**DATA FOR REVIEW**
◆ ◆ ◆ ◆
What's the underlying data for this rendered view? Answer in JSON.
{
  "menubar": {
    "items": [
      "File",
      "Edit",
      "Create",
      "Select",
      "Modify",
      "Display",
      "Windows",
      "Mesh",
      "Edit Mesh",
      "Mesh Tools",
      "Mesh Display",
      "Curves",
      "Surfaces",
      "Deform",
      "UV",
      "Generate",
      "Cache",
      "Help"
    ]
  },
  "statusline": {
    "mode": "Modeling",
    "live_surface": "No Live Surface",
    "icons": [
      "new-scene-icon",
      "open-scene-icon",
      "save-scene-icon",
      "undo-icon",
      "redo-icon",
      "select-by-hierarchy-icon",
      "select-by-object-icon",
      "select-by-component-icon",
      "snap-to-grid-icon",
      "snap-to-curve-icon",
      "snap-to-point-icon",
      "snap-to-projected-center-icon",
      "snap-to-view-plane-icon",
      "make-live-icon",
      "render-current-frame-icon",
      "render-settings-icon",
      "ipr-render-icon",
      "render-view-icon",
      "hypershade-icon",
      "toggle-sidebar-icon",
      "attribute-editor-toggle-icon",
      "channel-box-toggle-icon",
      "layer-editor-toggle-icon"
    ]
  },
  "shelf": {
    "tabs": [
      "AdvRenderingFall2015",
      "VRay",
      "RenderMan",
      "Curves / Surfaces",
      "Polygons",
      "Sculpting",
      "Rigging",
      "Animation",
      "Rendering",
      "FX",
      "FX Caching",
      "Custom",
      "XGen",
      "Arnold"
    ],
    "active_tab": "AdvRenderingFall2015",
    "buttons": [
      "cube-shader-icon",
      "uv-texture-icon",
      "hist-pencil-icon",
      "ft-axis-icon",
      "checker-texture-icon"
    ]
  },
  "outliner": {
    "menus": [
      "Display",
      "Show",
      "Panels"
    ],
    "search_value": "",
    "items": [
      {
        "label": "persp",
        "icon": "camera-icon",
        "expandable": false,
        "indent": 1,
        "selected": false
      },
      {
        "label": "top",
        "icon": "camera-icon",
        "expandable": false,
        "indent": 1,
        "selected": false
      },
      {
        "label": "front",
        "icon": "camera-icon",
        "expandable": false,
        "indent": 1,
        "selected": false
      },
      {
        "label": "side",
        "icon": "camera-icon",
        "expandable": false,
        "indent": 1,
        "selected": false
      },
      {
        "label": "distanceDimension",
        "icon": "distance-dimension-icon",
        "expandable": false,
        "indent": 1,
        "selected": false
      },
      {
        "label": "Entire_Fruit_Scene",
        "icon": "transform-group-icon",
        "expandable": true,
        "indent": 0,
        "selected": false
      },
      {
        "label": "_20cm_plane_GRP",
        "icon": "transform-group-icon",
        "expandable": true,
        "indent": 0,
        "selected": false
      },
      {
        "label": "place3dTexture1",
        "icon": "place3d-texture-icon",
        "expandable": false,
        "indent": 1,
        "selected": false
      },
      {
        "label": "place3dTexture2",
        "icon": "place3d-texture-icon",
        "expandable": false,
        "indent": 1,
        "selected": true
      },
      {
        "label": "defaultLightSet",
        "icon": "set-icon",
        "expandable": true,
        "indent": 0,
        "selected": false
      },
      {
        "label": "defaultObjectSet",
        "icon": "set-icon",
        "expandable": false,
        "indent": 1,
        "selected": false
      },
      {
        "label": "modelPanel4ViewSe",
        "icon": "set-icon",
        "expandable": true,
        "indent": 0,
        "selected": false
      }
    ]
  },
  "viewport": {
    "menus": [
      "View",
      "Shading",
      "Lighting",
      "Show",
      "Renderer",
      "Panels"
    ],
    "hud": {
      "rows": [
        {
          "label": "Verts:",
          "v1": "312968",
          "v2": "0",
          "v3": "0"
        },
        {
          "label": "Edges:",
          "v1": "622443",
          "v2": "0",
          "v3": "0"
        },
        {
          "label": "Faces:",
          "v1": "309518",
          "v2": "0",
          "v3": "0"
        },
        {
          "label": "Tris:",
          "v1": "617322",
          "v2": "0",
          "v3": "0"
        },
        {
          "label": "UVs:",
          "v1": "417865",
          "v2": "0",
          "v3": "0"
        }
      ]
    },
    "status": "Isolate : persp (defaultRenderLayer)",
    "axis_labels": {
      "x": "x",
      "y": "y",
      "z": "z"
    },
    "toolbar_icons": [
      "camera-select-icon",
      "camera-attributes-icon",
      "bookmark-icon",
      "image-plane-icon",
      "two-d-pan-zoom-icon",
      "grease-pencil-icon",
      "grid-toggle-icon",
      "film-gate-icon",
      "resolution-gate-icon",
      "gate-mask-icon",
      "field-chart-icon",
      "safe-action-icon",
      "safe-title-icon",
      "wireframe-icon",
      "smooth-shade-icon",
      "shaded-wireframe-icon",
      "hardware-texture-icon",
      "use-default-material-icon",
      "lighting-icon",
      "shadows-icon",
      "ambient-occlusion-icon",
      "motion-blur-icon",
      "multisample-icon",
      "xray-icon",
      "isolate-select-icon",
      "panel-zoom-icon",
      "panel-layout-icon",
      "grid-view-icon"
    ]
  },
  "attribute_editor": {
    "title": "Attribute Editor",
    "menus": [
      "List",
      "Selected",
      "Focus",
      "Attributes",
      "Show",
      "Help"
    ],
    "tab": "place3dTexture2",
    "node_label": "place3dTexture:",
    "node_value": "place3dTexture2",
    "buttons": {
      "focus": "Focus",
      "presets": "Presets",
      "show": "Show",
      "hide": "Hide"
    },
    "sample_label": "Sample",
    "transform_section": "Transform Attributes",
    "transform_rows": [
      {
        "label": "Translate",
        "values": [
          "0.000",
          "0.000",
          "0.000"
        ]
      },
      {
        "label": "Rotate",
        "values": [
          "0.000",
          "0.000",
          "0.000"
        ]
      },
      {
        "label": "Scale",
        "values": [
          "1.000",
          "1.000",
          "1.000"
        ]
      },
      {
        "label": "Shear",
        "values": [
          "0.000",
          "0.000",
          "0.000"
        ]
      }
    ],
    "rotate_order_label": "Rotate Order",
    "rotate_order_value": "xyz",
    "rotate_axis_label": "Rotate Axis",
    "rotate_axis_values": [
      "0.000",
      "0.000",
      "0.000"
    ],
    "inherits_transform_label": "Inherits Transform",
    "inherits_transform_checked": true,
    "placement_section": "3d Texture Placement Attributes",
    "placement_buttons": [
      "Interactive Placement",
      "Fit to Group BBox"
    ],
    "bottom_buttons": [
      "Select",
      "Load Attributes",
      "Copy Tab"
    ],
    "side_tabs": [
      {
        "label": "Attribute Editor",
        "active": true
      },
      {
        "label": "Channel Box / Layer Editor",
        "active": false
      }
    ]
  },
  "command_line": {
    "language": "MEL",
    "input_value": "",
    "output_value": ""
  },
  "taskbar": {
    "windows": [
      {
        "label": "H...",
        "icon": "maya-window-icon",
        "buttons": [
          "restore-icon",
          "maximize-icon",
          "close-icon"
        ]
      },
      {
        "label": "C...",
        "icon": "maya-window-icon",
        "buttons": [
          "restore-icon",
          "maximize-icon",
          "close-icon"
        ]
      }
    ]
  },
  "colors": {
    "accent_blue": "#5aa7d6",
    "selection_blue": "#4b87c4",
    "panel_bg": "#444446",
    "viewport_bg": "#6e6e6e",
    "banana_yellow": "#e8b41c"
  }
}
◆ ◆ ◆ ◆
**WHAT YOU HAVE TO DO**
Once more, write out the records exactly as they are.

**ANSWER FOR THE TASK**
What's the underlying data for this rendered view? Answer in JSON.
{
  "menubar": {
    "items": [
      "File",
      "Edit",
      "Create",
      "Select",
      "Modify",
      "Display",
      "Windows",
      "Mesh",
      "Edit Mesh",
      "Mesh Tools",
      "Mesh Display",
      "Curves",
      "Surfaces",
      "Deform",
      "UV",
      "Generate",
      "Cache",
      "Help"
    ]
  },
  "statusline": {
    "mode": "Modeling",
    "live_surface": "No Live Surface",
    "icons": [
      "new-scene-icon",
      "open-scene-icon",
      "save-scene-icon",
      "undo-icon",
      "redo-icon",
      "select-by-hierarchy-icon",
      "select-by-object-icon",
      "select-by-component-icon",
      "snap-to-grid-icon",
      "snap-to-curve-icon",
      "snap-to-point-icon",
      "snap-to-projected-center-icon",
      "snap-to-view-plane-icon",
      "make-live-icon",
      "render-current-frame-icon",
      "render-settings-icon",
      "ipr-render-icon",
      "render-view-icon",
      "hypershade-icon",
      "toggle-sidebar-icon",
      "attribute-editor-toggle-icon",
      "channel-box-toggle-icon",
      "layer-editor-toggle-icon"
    ]
  },
  "shelf": {
    "tabs": [
      "AdvRenderingFall2015",
      "VRay",
      "RenderMan",
      "Curves / Surfaces",
      "Polygons",
      "Sculpting",
      "Rigging",
      "Animation",
      "Rendering",
      "FX",
      "FX Caching",
      "Custom",
      "XGen",
      "Arnold"
    ],
    "active_tab": "AdvRenderingFall2015",
    "buttons": [
      "cube-shader-icon",
      "uv-texture-icon",
      "hist-pencil-icon",
      "ft-axis-icon",
      "checker-texture-icon"
    ]
  },
  "outliner": {
    "menus": [
      "Display",
      "Show",
      "Panels"
    ],
    "search_value": "",
    "items": [
      {
        "label": "persp",
        "icon": "camera-icon",
        "expandable": false,
        "indent": 1,
        "selected": false
      },
      {
        "label": "top",
        "icon": "camera-icon",
        "expandable": false,
        "indent": 1,
        "selected": false
      },
      {
        "label": "front",
        "icon": "camera-icon",
        "expandable": false,
        "indent": 1,
        "selected": false
      },
      {
        "label": "side",
        "icon": "camera-icon",
        "expandable": false,
        "indent": 1,
        "selected": false
      },
      {
        "label": "distanceDimension",
        "icon": "distance-dimension-icon",
        "expandable": false,
        "indent": 1,
        "selected": false
      },
      {
        "label": "Entire_Fruit_Scene",
        "icon": "transform-group-icon",
        "expandable": true,
        "indent": 0,
        "selected": false
      },
      {
        "label": "_20cm_plane_GRP",
        "icon": "transform-group-icon",
        "expandable": true,
        "indent": 0,
        "selected": false
      },
      {
        "label": "place3dTexture1",
        "icon": "place3d-texture-icon",
        "expandable": false,
        "indent": 1,
        "selected": false
      },
      {
        "label": "place3dTexture2",
        "icon": "place3d-texture-icon",
        "expandable": false,
        "indent": 1,
        "selected": true
      },
      {
        "label": "defaultLightSet",
        "icon": "set-icon",
        "expandable": true,
        "indent": 0,
        "selected": false
      },
      {
        "label": "defaultObjectSet",
        "icon": "set-icon",
        "expandable": false,
        "indent": 1,
        "selected": false
      },
      {
        "label": "modelPanel4ViewSe",
        "icon": "set-icon",
        "expandable": true,
        "indent": 0,
        "selected": false
      }
    ]
  },
  "viewport": {
    "menus": [
      "View",
      "Shading",
      "Lighting",
      "Show",
      "Renderer",
      "Panels"
    ],
    "hud": {
      "rows": [
        {
          "label": "Verts:",
          "v1": "312968",
          "v2": "0",
          "v3": "0"
        },
        {
          "label": "Edges:",
          "v1": "622443",
          "v2": "0",
          "v3": "0"
        },
        {
          "label": "Faces:",
          "v1": "309518",
          "v2": "0",
          "v3": "0"
        },
        {
          "label": "Tris:",
          "v1": "617322",
          "v2": "0",
          "v3": "0"
        },
        {
          "label": "UVs:",
          "v1": "417865",
          "v2": "0",
          "v3": "0"
        }
      ]
    },
    "status": "Isolate : persp (defaultRenderLayer)",
    "axis_labels": {
      "x": "x",
      "y": "y",
      "z": "z"
    },
    "toolbar_icons": [
      "camera-select-icon",
      "camera-attributes-icon",
      "bookmark-icon",
      "image-plane-icon",
      "two-d-pan-zoom-icon",
      "grease-pencil-icon",
      "grid-toggle-icon",
      "film-gate-icon",
      "resolution-gate-icon",
      "gate-mask-icon",
      "field-chart-icon",
      "safe-action-icon",
      "safe-title-icon",
      "wireframe-icon",
      "smooth-shade-icon",
      "shaded-wireframe-icon",
      "hardware-texture-icon",
      "use-default-material-icon",
      "lighting-icon",
      "shadows-icon",
      "ambient-occlusion-icon",
      "motion-blur-icon",
      "multisample-icon",
      "xray-icon",
      "isolate-select-icon",
      "panel-zoom-icon",
      "panel-layout-icon",
      "grid-view-icon"
    ]
  },
  "attribute_editor": {
    "title": "Attribute Editor",
    "menus": [
      "List",
      "Selected",
      "Focus",
      "Attributes",
      "Show",
      "Help"
    ],
    "tab": "place3dTexture2",
    "node_label": "place3dTexture:",
    "node_value": "place3dTexture2",
    "buttons": {
      "focus": "Focus",
      "presets": "Presets",
      "show": "Show",
      "hide": "Hide"
    },
    "sample_label": "Sample",
    "transform_section": "Transform Attributes",
    "transform_rows": [
      {
        "label": "Translate",
        "values": [
          "0.000",
          "0.000",
          "0.000"
        ]
      },
      {
        "label": "Rotate",
        "values": [
          "0.000",
          "0.000",
          "0.000"
        ]
      },
      {
        "label": "Scale",
        "values": [
          "1.000",
          "1.000",
          "1.000"
        ]
      },
      {
        "label": "Shear",
        "values": [
          "0.000",
          "0.000",
          "0.000"
        ]
      }
    ],
    "rotate_order_label": "Rotate Order",
    "rotate_order_value": "xyz",
    "rotate_axis_label": "Rotate Axis",
    "rotate_axis_values": [
      "0.000",
      "0.000",
      "0.000"
    ],
    "inherits_transform_label": "Inherits Transform",
    "inherits_transform_checked": true,
    "placement_section": "3d Texture Placement Attributes",
    "placement_buttons": [
      "Interactive Placement",
      "Fit to Group BBox"
    ],
    "bottom_buttons": [
      "Select",
      "Load Attributes",
      "Copy Tab"
    ],
    "side_tabs": [
      {
        "label": "Attribute Editor",
        "active": true
      },
      {
        "label": "Channel Box / Layer Editor",
        "active": false
      }
    ]
  },
  "command_line": {
    "language": "MEL",
    "input_value": "",
    "output_value": ""
  },
  "taskbar": {
    "windows": [
      {
        "label": "H...",
        "icon": "maya-window-icon",
        "buttons": [
          "restore-icon",
          "maximize-icon",
          "close-icon"
        ]
      },
      {
        "label": "C...",
        "icon": "maya-window-icon",
        "buttons": [
          "restore-icon",
          "maximize-icon",
          "close-icon"
        ]
      }
    ]
  },
  "colors": {
    "accent_blue": "#5aa7d6",
    "selection_blue": "#4b87c4",
    "panel_bg": "#444446",
    "viewport_bg": "#6e6e6e",
    "banana_yellow": "#e8b41c"
  }
}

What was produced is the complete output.